In general, a documentary called “Freedom Riders” directed by Stanley Nelson provides a comprehensive overview of the crucial, terrible events regarding the civil right movement that happened at the beginning of the 1960s. This episode greatly undermines the image of American liberty that was propagandized at that time (Nelson). As a commemoration of the fiftieth anniversary of freedom movements, Nelson’s movie is a story of segregation and racism, abhorrence, courage, and the general brutality of the depicted events.
We will write a custom Essay on Civil Rights Movement in “Freedom Riders” Documentary specifically for you
301 certified writers online
The film starts with the description of the events occurred in 1961. Thus, at the beginning of 1961, the Congress of Racial Equality (CORE) along with Student Nonviolent Coordinating Committee (SNCC) and Southern Christian Leadership Conference (SCLC) attempted to manage the problem of segregation between white and black people in public transport. The strategies and the main purpose of these organizations were almost the same.
The main advantage of their strategies was that they explicitly showed that the social segregation causes only negative effects. The main disadvantage of the strategies was that their actions were in most cases ineffective (“Civil Rights Movement”). Thus, they decided to send young activists of both races, most of which being students, on a bus trip through the US’s southern states. As a result, people who saw them expressed a high degree of violence, with which even law enforcers did not want to deal.
The beginning of the story depicts two buses departing from Atlanta in 1961. The destination was Birmingham in Alabama. The initiators of this trip knew that the activists would face hostility, but they could not predict the consequences of this confrontation. One of the buses was already burned in Anniston, Alabama. The second bus continued moving without knowing what had happened to the first one (Nelson). However, the amount of courage that they had was enough to continue their journey even if they were warned about the events occurred with the first bus.
At that time, Birmingham was one of the most racially segregated cities in the whole country. The mayor of this city was Bull Connor, who, being a police commissioner, was obsessed with the idea of racism. Connor gathered many members of the Ku Klux Klan in order to destroy the buses and neutralize the passengers (“Civil Rights Movement”). Another character of the movie, John Patterson, the governor of Alabama, was ordered by the federal government to provide protection to the activists. In the present-time interview, he claims that he was afraid of confronting Connor and, being a political opportunist, he supported the Ku Klux Klan position.
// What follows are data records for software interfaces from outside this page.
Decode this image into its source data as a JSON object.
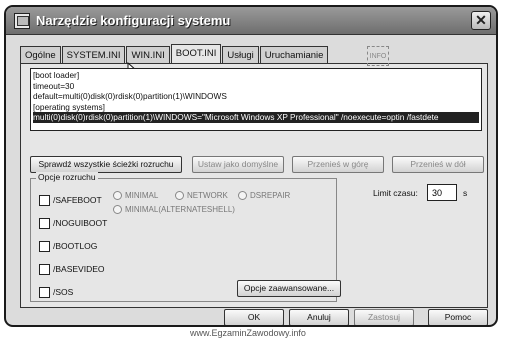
{
  "window": {
    "title": "Narzędzie konfiguracji systemu",
    "close_glyph": "✕"
  },
  "tabs": [
    {
      "label": "Ogólne",
      "active": false
    },
    {
      "label": "SYSTEM.INI",
      "active": false
    },
    {
      "label": "WIN.INI",
      "active": false
    },
    {
      "label": "BOOT.INI",
      "active": true
    },
    {
      "label": "Usługi",
      "active": false
    },
    {
      "label": "Uruchamianie",
      "active": false
    }
  ],
  "info_box": "INFO",
  "bootini": {
    "lines": [
      "[boot loader]",
      "timeout=30",
      "default=multi(0)disk(0)rdisk(0)partition(1)\\WINDOWS",
      "[operating systems]",
      "multi(0)disk(0)rdisk(0)partition(1)\\WINDOWS=\"Microsoft Windows XP Professional\" /noexecute=optin /fastdete"
    ],
    "selected_line_index": 4
  },
  "buttons": {
    "check_paths": "Sprawdź wszystkie ścieżki rozruchu",
    "set_default": "Ustaw jako domyślne",
    "move_up": "Przenieś w górę",
    "move_down": "Przenieś w dół",
    "advanced": "Opcje zaawansowane...",
    "ok": "OK",
    "cancel": "Anuluj",
    "apply": "Zastosuj",
    "help": "Pomoc"
  },
  "boot_options": {
    "title": "Opcje rozruchu",
    "checkboxes": [
      {
        "label": "/SAFEBOOT",
        "checked": false
      },
      {
        "label": "/NOGUIBOOT",
        "checked": false
      },
      {
        "label": "/BOOTLOG",
        "checked": false
      },
      {
        "label": "/BASEVIDEO",
        "checked": false
      },
      {
        "label": "/SOS",
        "checked": false
      }
    ],
    "radios": [
      {
        "label": "MINIMAL"
      },
      {
        "label": "NETWORK"
      },
      {
        "label": "DSREPAIR"
      },
      {
        "label": "MINIMAL(ALTERNATESHELL)"
      }
    ]
  },
  "timeout": {
    "label": "Limit czasu:",
    "value": "30",
    "unit": "s"
  },
  "watermark": "www.EgzaminZawodowy.info"
}
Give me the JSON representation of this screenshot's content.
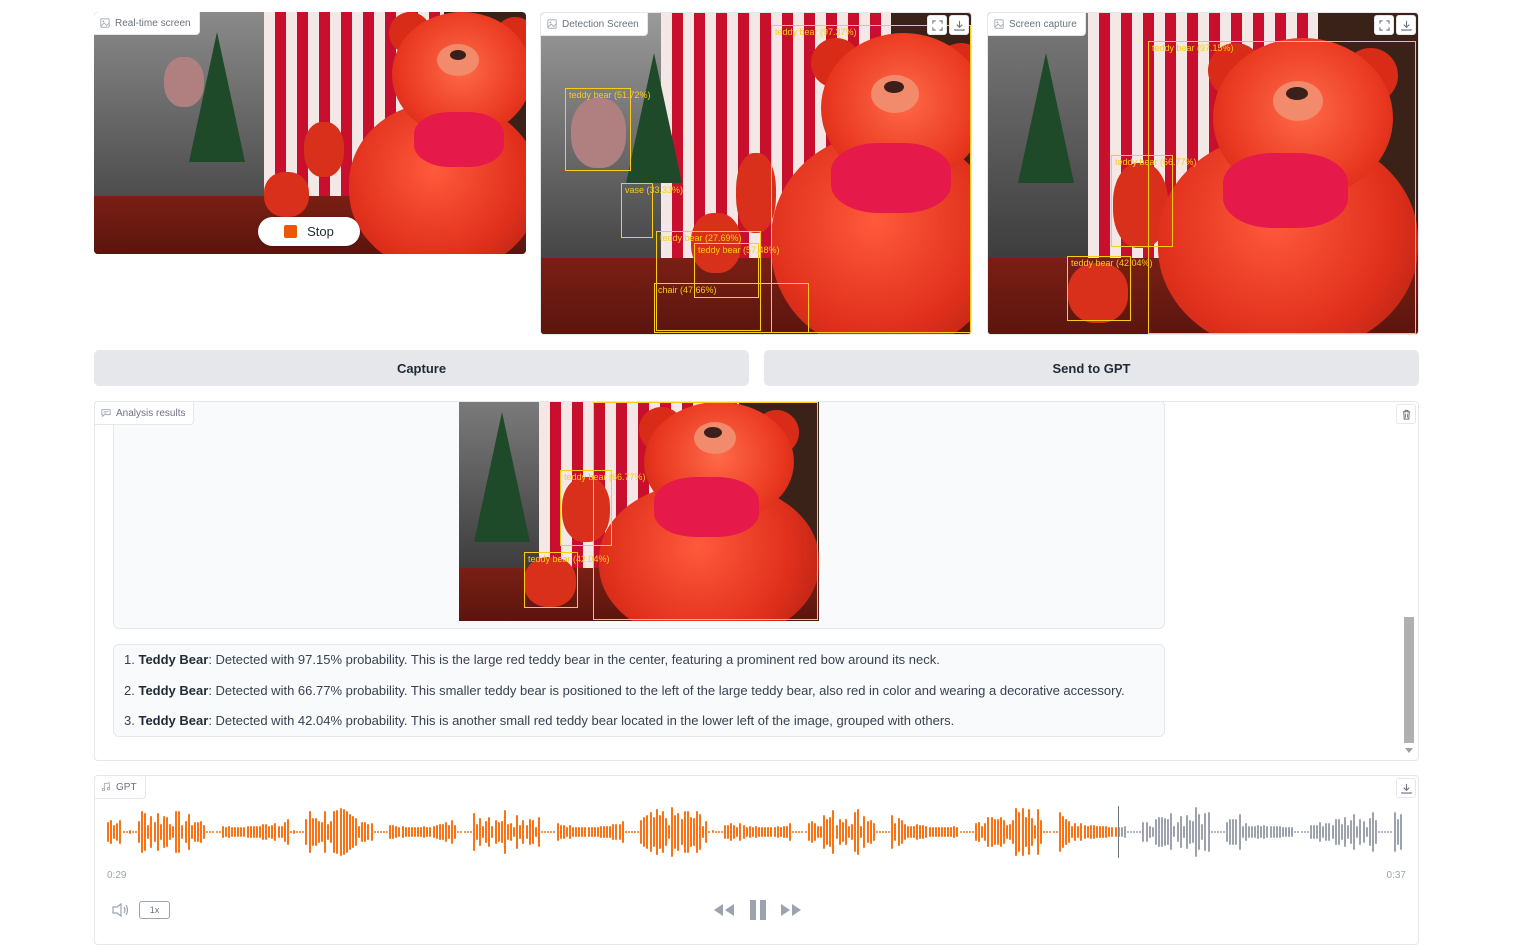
{
  "panels": {
    "realtime": {
      "label": "Real-time screen",
      "stop_label": "Stop"
    },
    "detection": {
      "label": "Detection Screen",
      "detections": [
        {
          "label": "teddy bear (97.37%)"
        },
        {
          "label": "teddy bear (51.72%)"
        },
        {
          "label": "vase (33.33%)"
        },
        {
          "label": "teddy bear (27.69%)"
        },
        {
          "label": "teddy bear (57.48%)"
        },
        {
          "label": "chair (47.66%)"
        }
      ]
    },
    "capture": {
      "label": "Screen capture",
      "detections": [
        {
          "label": "teddy bear (97.15%)"
        },
        {
          "label": "teddy bear (66.77%)"
        },
        {
          "label": "teddy bear (42.04%)"
        }
      ]
    }
  },
  "buttons": {
    "capture": "Capture",
    "send": "Send to GPT"
  },
  "analysis": {
    "label": "Analysis results",
    "image_detections": [
      {
        "label": "teddy bear (66.77%)"
      },
      {
        "label": "teddy bear (42.04%)"
      }
    ],
    "items": [
      {
        "num": "1.",
        "title": "Teddy Bear",
        "text": ": Detected with 97.15% probability. This is the large red teddy bear in the center, featuring a prominent red bow around its neck."
      },
      {
        "num": "2.",
        "title": "Teddy Bear",
        "text": ": Detected with 66.77% probability. This smaller teddy bear is positioned to the left of the large teddy bear, also red in color and wearing a decorative accessory."
      },
      {
        "num": "3.",
        "title": "Teddy Bear",
        "text": ": Detected with 42.04% probability. This is another small red teddy bear located in the lower left of the image, grouped with others."
      }
    ]
  },
  "audio": {
    "label": "GPT",
    "current_time": "0:29",
    "duration": "0:37",
    "speed": "1x",
    "progress": 0.78,
    "played_color": "#f97316",
    "unplayed_color": "#9ca3af"
  }
}
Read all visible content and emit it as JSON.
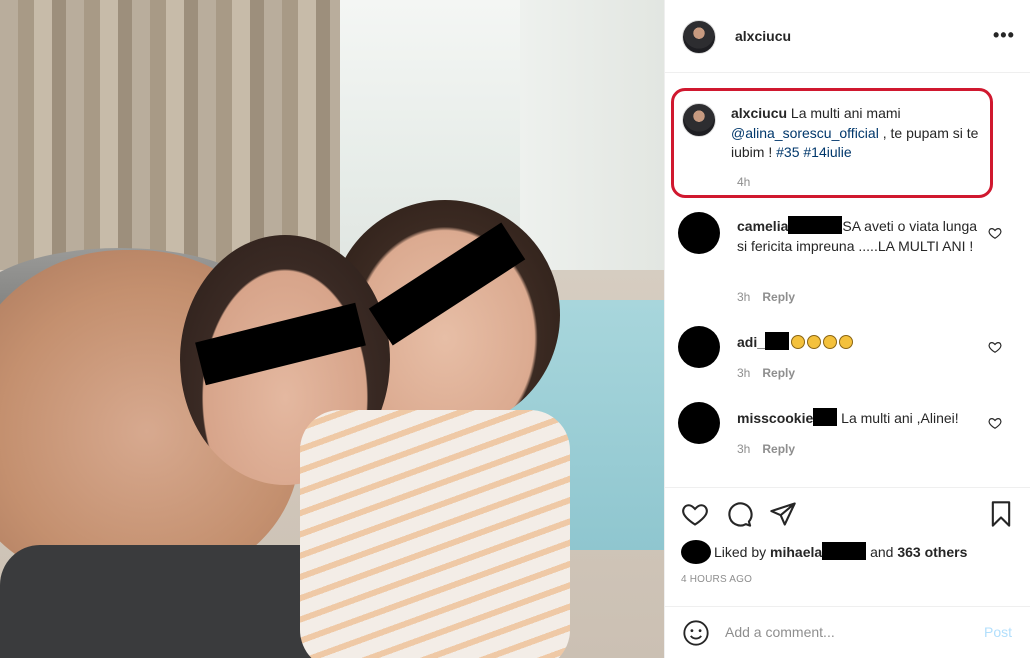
{
  "post": {
    "username": "alxciucu",
    "more_icon": "more-horizontal-icon",
    "caption": {
      "username": "alxciucu",
      "text_before": "La multi ani mami ",
      "mention": "@alina_sorescu_official",
      "text_after": " , te pupam si te iubim ! ",
      "tag1": "#35",
      "tag2": "#14iulie",
      "time": "4h"
    },
    "comments": [
      {
        "username": "camelia",
        "text": "SA aveti o viata lunga si fericita impreuna .....LA MULTI ANI !",
        "time": "3h",
        "reply": "Reply"
      },
      {
        "username": "adi_",
        "text": "",
        "time": "3h",
        "reply": "Reply"
      },
      {
        "username": "misscookie",
        "text": " La multi ani ,Alinei!",
        "time": "3h",
        "reply": "Reply"
      }
    ],
    "likes": {
      "prefix": "Liked by ",
      "user": "mihaela",
      "suffix_and": " and ",
      "others": "363 others"
    },
    "time_ago": "4 HOURS AGO",
    "add_comment": {
      "placeholder": "Add a comment...",
      "post_label": "Post"
    }
  },
  "colors": {
    "highlight": "#d0182f",
    "link": "#00376b",
    "muted": "#8e8e8e",
    "post_disabled": "#b2dffc"
  }
}
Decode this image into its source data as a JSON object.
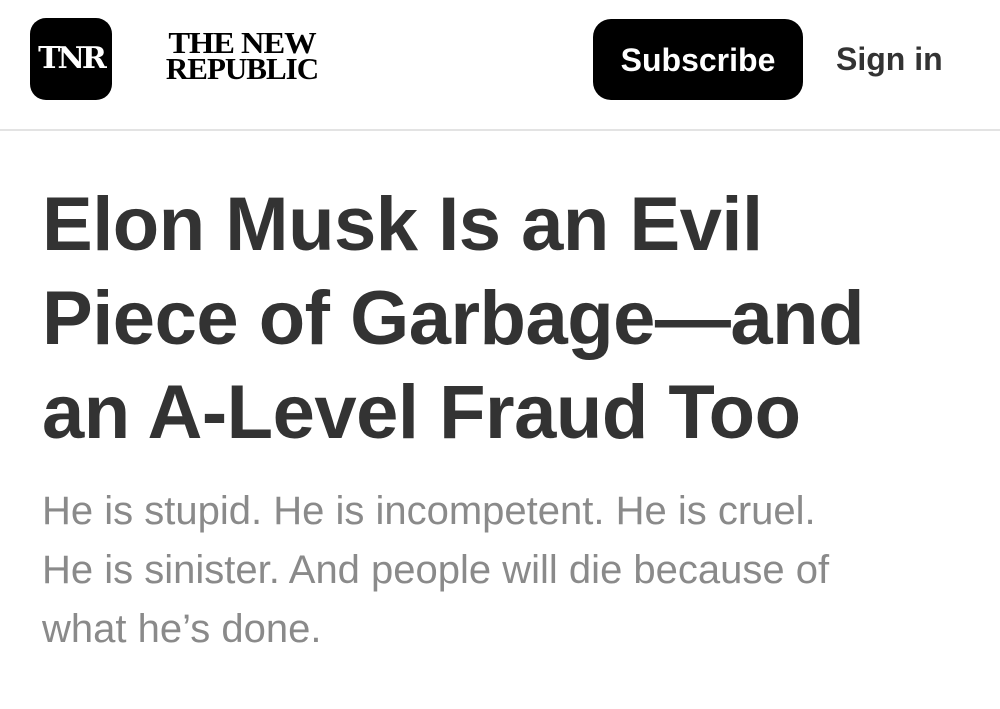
{
  "header": {
    "logo_mark": "TNR",
    "wordmark_line1": "THE NEW",
    "wordmark_line2": "REPUBLIC",
    "subscribe_label": "Subscribe",
    "signin_label": "Sign in"
  },
  "article": {
    "headline_line1": "Elon Musk Is an Evil",
    "headline_line2": "Piece of Garbage—and",
    "headline_line3": "an A-Level Fraud Too",
    "dek_line1": "He is stupid. He is incompetent. He is cruel.",
    "dek_line2": "He is sinister. And people will die because of",
    "dek_line3": "what he’s done."
  },
  "colors": {
    "brand_black": "#000000",
    "headline_text": "#333333",
    "dek_text": "#8a8a8a",
    "divider": "#e3e3e3"
  }
}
The film conveys the idea of powerlessness of justice which was sustained by the emotionally unstable racist fanatics. Moreover, the Supreme Court twice attempted to abolish the law about the racial segregation in public transport twice, one being in 1946 and the other – in 1960, both ending with failures.
By the end of 1961, the number of people participating in the freedom movements had considerably increased. Many of them were attacked by radical and arrested by the police. Eventually, in September of 1961, the Interstate Commerce Commission ended the segregation in public transport, which was a great triumph of the civil rights movement (Nelson). Thus, the film ends with this event stating that another milestone on the road to freedom was successfully reached on that day.
Additionally, the changing media landscape in the 1960s provided a great opportunity for civil rights activists to advance their claims. They emphasized that the history had shown that the first the abolition of slavery in 1863 and then the acceptance of black people had brought only positive changes to the country and its citizens. Comparing today’s civil rights movement with that happening almost sixty years ago, it is important to mention that although some of those problems remained.
However, currently, there are no such clashes between different races as those in the 1960s (“Civil Rights Movement”). In fact, the situation with racism and the protection of civil rights has become much better than it was sixty years ago.
“Civil Rights Movement.” History, 2016. Web.
Danhof, Clarence. Change in Agriculture: The Northern United States. Harvard University Press, 2012.
Demaree, Albert Lowther. The American Agricultural Press, 1819-1860. Columbia University Press, 2014.
Nelson, Stanley. “Freedom Riders (A Documentary on NonViolent Civil Right Movement in the US).” YouTube, uploaded by Socko Pricket. 2012. Web.